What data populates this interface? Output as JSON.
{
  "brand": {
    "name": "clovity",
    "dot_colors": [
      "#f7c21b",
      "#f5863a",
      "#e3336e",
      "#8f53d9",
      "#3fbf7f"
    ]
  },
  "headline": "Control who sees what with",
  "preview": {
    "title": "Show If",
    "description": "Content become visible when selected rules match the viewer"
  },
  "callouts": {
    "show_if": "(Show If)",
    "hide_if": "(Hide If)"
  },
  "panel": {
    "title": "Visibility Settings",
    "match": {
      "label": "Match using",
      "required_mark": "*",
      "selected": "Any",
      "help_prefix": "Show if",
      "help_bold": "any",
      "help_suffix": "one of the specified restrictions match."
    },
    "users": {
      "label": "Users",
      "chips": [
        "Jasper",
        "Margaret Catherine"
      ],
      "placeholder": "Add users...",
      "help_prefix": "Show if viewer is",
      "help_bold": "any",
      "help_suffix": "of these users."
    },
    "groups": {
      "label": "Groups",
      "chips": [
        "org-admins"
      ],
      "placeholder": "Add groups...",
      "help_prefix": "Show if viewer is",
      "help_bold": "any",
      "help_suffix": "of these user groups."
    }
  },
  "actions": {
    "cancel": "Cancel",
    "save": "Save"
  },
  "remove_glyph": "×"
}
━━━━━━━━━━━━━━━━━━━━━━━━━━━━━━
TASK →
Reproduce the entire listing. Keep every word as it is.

ANSWER BOX →
What data populates this interface? Output as JSON.
{
  "brand": {
    "name": "clovity",
    "dot_colors": [
      "#f7c21b",
      "#f5863a",
      "#e3336e",
      "#8f53d9",
      "#3fbf7f"
    ]
  },
  "headline": "Control who sees what with",
  "preview": {
    "title": "Show If",
    "description": "Content become visible when selected rules match the viewer"
  },
  "callouts": {
    "show_if": "(Show If)",
    "hide_if": "(Hide If)"
  },
  "panel": {
    "title": "Visibility Settings",
    "match": {
      "label": "Match using",
      "required_mark": "*",
      "selected": "Any",
      "help_prefix": "Show if",
      "help_bold": "any",
      "help_suffix": "one of the specified restrictions match."
    },
    "users": {
      "label": "Users",
      "chips": [
        "Jasper",
        "Margaret Catherine"
      ],
      "placeholder": "Add users...",
      "help_prefix": "Show if viewer is",
      "help_bold": "any",
      "help_suffix": "of these users."
    },
    "groups": {
      "label": "Groups",
      "chips": [
        "org-admins"
      ],
      "placeholder": "Add groups...",
      "help_prefix": "Show if viewer is",
      "help_bold": "any",
      "help_suffix": "of these user groups."
    }
  },
  "actions": {
    "cancel": "Cancel",
    "save": "Save"
  },
  "remove_glyph": "×"
}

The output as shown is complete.